The watchword of the Edinburgh 1910 generation was “World evangelization in our generation.” It was a good watchword, but it reflected a somewhat shallow expression of the mandate of the Great Commission. Believing there is more to the Great Commission than had been transmitted from Edinburgh 1910, mission leaders from the non-Western world rethought the watchword at Tokyo 2010 and extended it in both breadth and depth. In so doing, they arrived at a solidly biblical theme. Their watchword, “Making disciples of every people in our generation,” captured both the urgency and the fullness of the unfinished task.
Furthermore, by utilizing such biblical terminology, mission leaders at Tokyo 2010 recognized that the Great Commission is not just limited to evangelization or church multiplication, but it is fundamentally about transformation at every level — from the individual, to the family, to the society as a whole. Without transformation there is no fulfillment of the Great Commission. The Tokyo Declaration issued at the consultation made this abundantly clear:

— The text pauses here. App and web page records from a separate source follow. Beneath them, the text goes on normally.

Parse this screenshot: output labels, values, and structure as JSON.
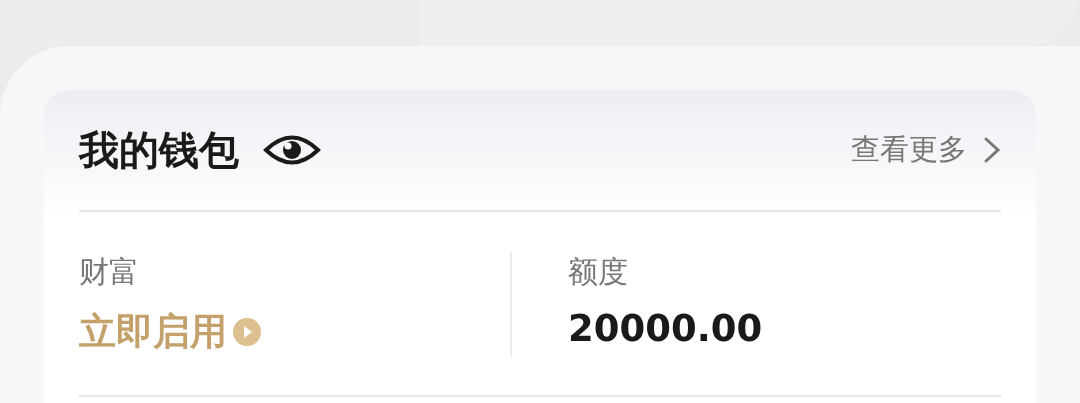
{
  "wallet": {
    "title": "我的钱包",
    "more_link": "查看更多",
    "columns": [
      {
        "label": "财富",
        "value": "立即启用",
        "kind": "action"
      },
      {
        "label": "额度",
        "value": "20000.00",
        "kind": "amount"
      }
    ]
  }
}
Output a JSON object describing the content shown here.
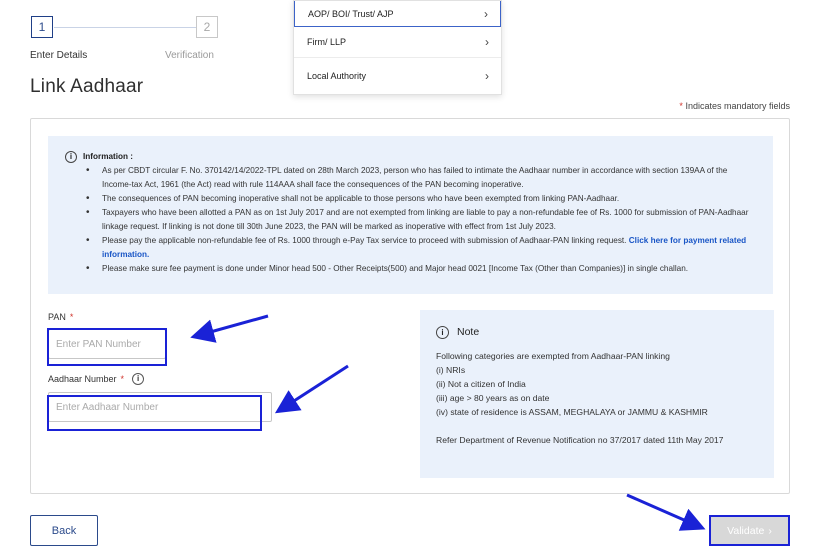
{
  "stepper": {
    "step1_number": "1",
    "step1_label": "Enter Details",
    "step2_number": "2",
    "step2_label": "Verification"
  },
  "page_title": "Link Aadhaar",
  "mandatory_note": {
    "asterisk": "*",
    "text": " Indicates mandatory fields"
  },
  "info": {
    "icon": "info-icon",
    "title": "Information :",
    "items": [
      "As per CBDT circular F. No. 370142/14/2022-TPL dated on 28th March 2023, person who has failed to intimate the Aadhaar number in accordance with section 139AA of the Income-tax Act, 1961 (the Act) read with rule 114AAA shall face the consequences of the PAN becoming inoperative.",
      "The consequences of PAN becoming inoperative shall not be applicable to those persons who have been exempted from linking PAN-Aadhaar.",
      "Taxpayers who have been allotted a PAN as on 1st July 2017 and are not exempted from linking are liable to pay a non-refundable fee of Rs. 1000 for submission of PAN-Aadhaar linkage request. If linking is not done till 30th June 2023, the PAN will be marked as inoperative with effect from 1st July 2023.",
      "Please pay the applicable non-refundable fee of Rs. 1000 through e-Pay Tax service to proceed with submission of Aadhaar-PAN linking request.",
      "Please make sure fee payment is done under Minor head 500 - Other Receipts(500) and Major head 0021 [Income Tax (Other than Companies)] in single challan."
    ],
    "link_text": "Click here for payment related information."
  },
  "form": {
    "pan_label": "PAN",
    "pan_required": "*",
    "pan_placeholder": "Enter PAN Number",
    "aadhaar_label": "Aadhaar Number",
    "aadhaar_required": "*",
    "aadhaar_placeholder": "Enter Aadhaar Number",
    "help_icon": "info-icon"
  },
  "note": {
    "title": "Note",
    "intro": "Following categories are exempted from Aadhaar-PAN linking",
    "items": [
      "(i) NRIs",
      "(ii) Not a citizen of India",
      "(iii) age > 80 years as on date",
      "(iv) state of residence is ASSAM, MEGHALAYA or JAMMU & KASHMIR"
    ],
    "footer": "Refer Department of Revenue Notification no 37/2017 dated 11th May 2017"
  },
  "buttons": {
    "back": "Back",
    "validate": "Validate",
    "validate_chevron": "›"
  },
  "dropdown": {
    "items": [
      {
        "label": "AOP/ BOI/ Trust/ AJP",
        "chevron": "›"
      },
      {
        "label": "Firm/ LLP",
        "chevron": "›"
      },
      {
        "label": "Local Authority",
        "chevron": "›"
      }
    ]
  },
  "colors": {
    "primary": "#2b4a8b",
    "annotation": "#1a22d6",
    "panel_bg": "#eaf1fb",
    "required": "#d0342c",
    "link": "#1a56c6"
  }
}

The new believer’s worldview must be adjusted to a biblical worldview; his lifestyle changed to increasingly conform to the image of Christ; and his ethical conduct progressively marked by biblical morals. Ideally, this results in individuals applying the gospel of the kingdom to every sphere and pursuit of life — from government to economics, from education to health, and from science to creation care. As a consequence, whole communities, cultures and countries benefit from the transforming power of the gospel.
In this regard, Tokyo 2010 represented a call to extend the reach and influence of the Kingdom among all the peoples of the world. It was a call to re-evaluate from where we have come and where we are going, with a healthy reminder that what has happened to the West could happen to the entire world. Indeed, after listening to Stefan Gustavsson’s address, many non-Western delegates remarked that the same trends that overtook Europe are beginning to appear in their countries as well. It was an important reminder that the mission movement must not be so preoccupied with building the Church where it is not that we neglect the health of the Church where it is. The Apostle Paul’s missionary epistles provide ample evidence that from the earliest days the mission movement has held both concerns in balance. Tokyo 2010 carried forth that tradition with perhaps greater urgency than ever before. With the rapid spread of globalization, no country or Christian tradition can afford to function as an island unto itself.
For this reason, foremost among others, we will increasingly need each other — to listen and learn from both the mistakes and successes of every church and mission movement around the world. Tokyo 2010 was a refreshing confirmation that the non-Western church is prepared to do just that, and they want to do it together with believers in the West.